Does the FTSE 100 telecommunications giant offer value now? Let’s take a look at the investment case.
One of the first things I always look for when analysing a stock is revenue growth. Over the long term, revenue growth drives earnings growth. This, in turn, drives a company’s share price. Looking at Vodafone’s revenue growth, I can’t say I’m impressed. Over the last five years, revenue has fallen from €48,385m to €44,974m – a decline of 7%.
Looking ahead, the consensus revenue estimates for FY2021 and FY2022 are €44,382m and €45,096m respectively. I’m not seeing enough top-line growth here to get excited about the stock.
Balance sheet strength
Is the FTSE 100 company financially sound? Looking at Vodafone’s balance sheet, debt looks a little high, in my view. In its most recent full-year results, Vodafone reported non-current liabilities of €72,036m versus equity of €61,410m. Meanwhile, the group reported a net debt to adjusted EBITDA ratio of 2.8, which is also relatively high. I think this level of debt adds risk to the investment case.
On the dividend front, Vodafone is still paying dividends, which is a plus. Many other FTSE 100 companies have suspended or cancelled their payouts this year, due to Covid-19 uncertainty. Recently, the company declared a final dividend of 4.5 eurocents for FY2020. That takes the full-year divi to 9 eurocents, equating to a bumper dividend yield of 6.5% at the current share price. That’s certainly attractive in today’s low-interest-rate environment.
However, I do have some concerns over Vodafone’s dividend. For starters, earnings haven’t covered the dividend payout for the last three years. They’re not expected to cover the payout this year either. That’s a problem, to my mind, particularly when you consider the debt the company has on its balance sheet. Debt repayments always take priority over dividend payments.
Secondly, Vodafone recently cut its dividend. That’s another issue for me. I tend to steer clear of companies that have recently cut their dividends. There’s always a chance they could cut the payout again. I prefer to invest in companies that have put together a solid dividend growth track record of at least five consecutive increases.
Finally, turning to the valuation, Vodafone shares currently trade on a forward-looking P/E ratio of about 19.5. That looks high to me, considering the lack of revenue growth, high debt levels, and lack of dividend coverage.
My view on Vodafone shares
Weighing everything up, I don’t see a lot of investment appeal in Vodafone shares right now. The company is struggling for growth, and I’ve concerns over the sustainability of the dividend. I think there are much better stocks to buy at the moment.
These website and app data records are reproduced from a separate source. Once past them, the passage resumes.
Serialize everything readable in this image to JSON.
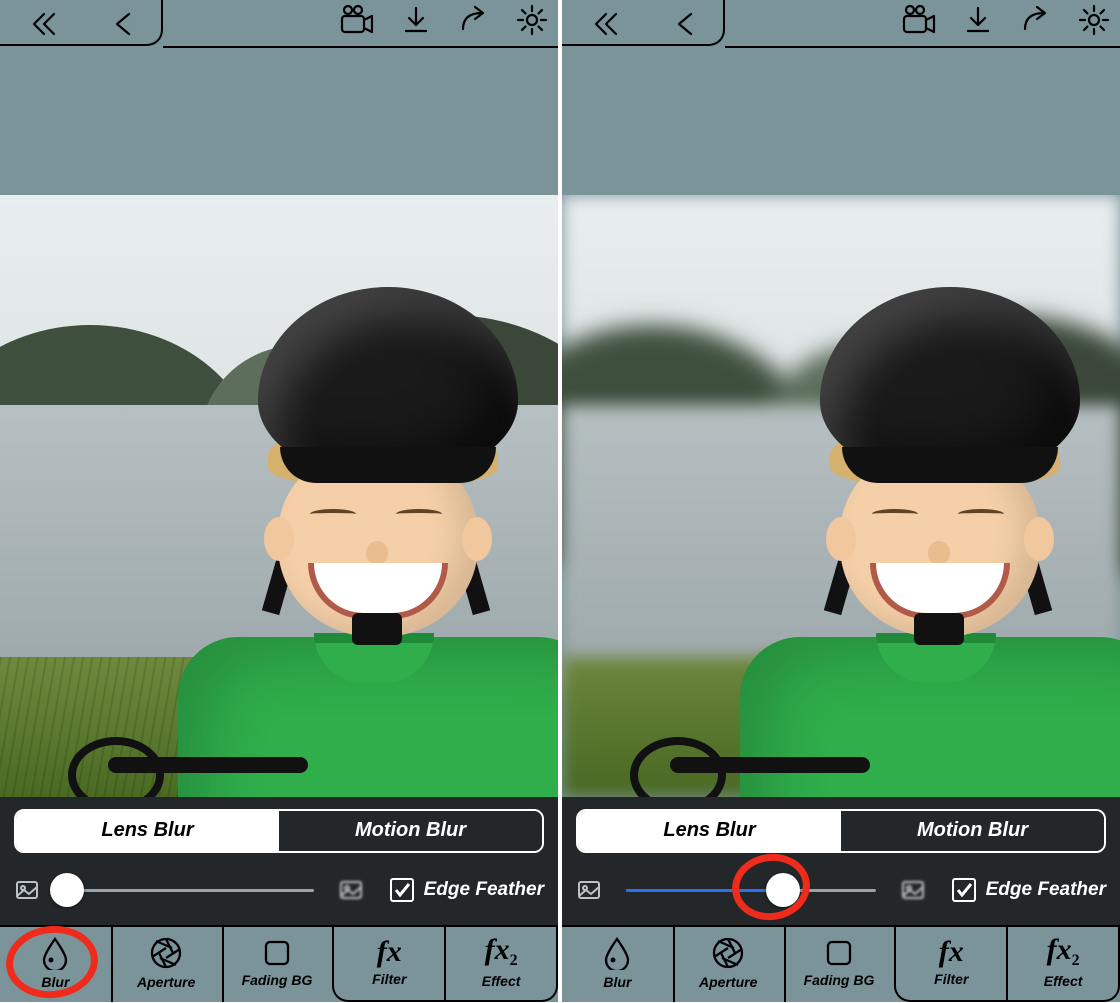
{
  "colors": {
    "chrome": "#7b949a",
    "dark": "#23272a",
    "accent": "#2e6ff2",
    "annotation": "#ef2b1c"
  },
  "panes": [
    {
      "side": "left",
      "blurred": false,
      "segmented": {
        "options": [
          "Lens Blur",
          "Motion Blur"
        ],
        "active": 0
      },
      "slider": {
        "min": 0,
        "max": 100,
        "value": 0,
        "fillColor": "#9aa2a8"
      },
      "edgeFeather": {
        "checked": true,
        "label": "Edge Feather"
      },
      "annotation_target": "mode-blur"
    },
    {
      "side": "right",
      "blurred": true,
      "segmented": {
        "options": [
          "Lens Blur",
          "Motion Blur"
        ],
        "active": 0
      },
      "slider": {
        "min": 0,
        "max": 100,
        "value": 62,
        "fillColor": "#2e6ff2"
      },
      "edgeFeather": {
        "checked": true,
        "label": "Edge Feather"
      },
      "annotation_target": "slider-thumb"
    }
  ],
  "modes": [
    {
      "id": "blur",
      "label": "Blur",
      "icon": "drop"
    },
    {
      "id": "aperture",
      "label": "Aperture",
      "icon": "aperture"
    },
    {
      "id": "fadingbg",
      "label": "Fading BG",
      "icon": "square"
    },
    {
      "id": "filter",
      "label": "Filter",
      "icon": "fx"
    },
    {
      "id": "effect",
      "label": "Effect",
      "icon": "fx2"
    }
  ],
  "topIcons": [
    "camera",
    "download",
    "share",
    "settings"
  ]
}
Edward Sheldon has no position in any shares mentioned. The Motley Fool UK has no position in any of the shares mentioned. Views expressed on the companies mentioned in this article are those of the writer and therefore may differ from the official recommendations we make in our subscription services such as Share Advisor, Hidden Winners and Pro. Here at The Motley Fool we believe that considering a diverse range of insights makes us better investors.